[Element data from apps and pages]
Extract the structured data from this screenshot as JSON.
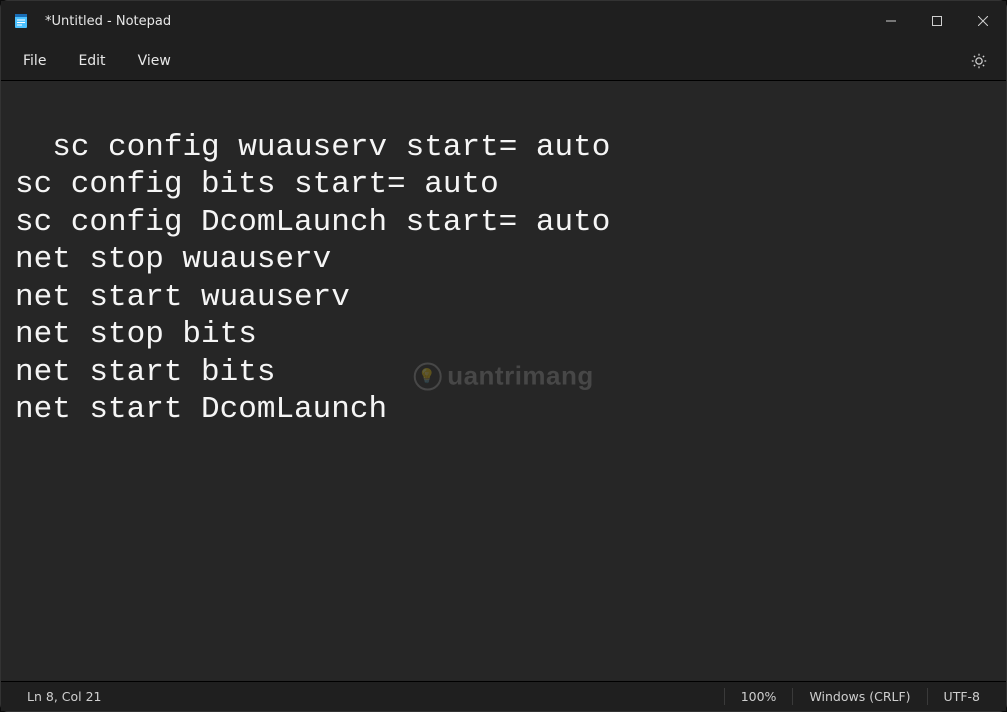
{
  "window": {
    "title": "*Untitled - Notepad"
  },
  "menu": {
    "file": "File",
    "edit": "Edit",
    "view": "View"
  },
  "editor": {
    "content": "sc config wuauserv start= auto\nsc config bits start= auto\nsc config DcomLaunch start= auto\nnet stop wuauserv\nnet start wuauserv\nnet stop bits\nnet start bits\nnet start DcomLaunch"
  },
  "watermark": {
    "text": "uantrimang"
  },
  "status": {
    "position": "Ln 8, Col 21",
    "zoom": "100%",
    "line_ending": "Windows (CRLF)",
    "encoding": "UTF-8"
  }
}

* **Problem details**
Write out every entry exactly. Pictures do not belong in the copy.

* **Task answer**
Extract the structured data from this screenshot as JSON.
{
  "window": {
    "title": "*Untitled - Notepad"
  },
  "menu": {
    "file": "File",
    "edit": "Edit",
    "view": "View"
  },
  "editor": {
    "content": "sc config wuauserv start= auto\nsc config bits start= auto\nsc config DcomLaunch start= auto\nnet stop wuauserv\nnet start wuauserv\nnet stop bits\nnet start bits\nnet start DcomLaunch"
  },
  "watermark": {
    "text": "uantrimang"
  },
  "status": {
    "position": "Ln 8, Col 21",
    "zoom": "100%",
    "line_ending": "Windows (CRLF)",
    "encoding": "UTF-8"
  }
}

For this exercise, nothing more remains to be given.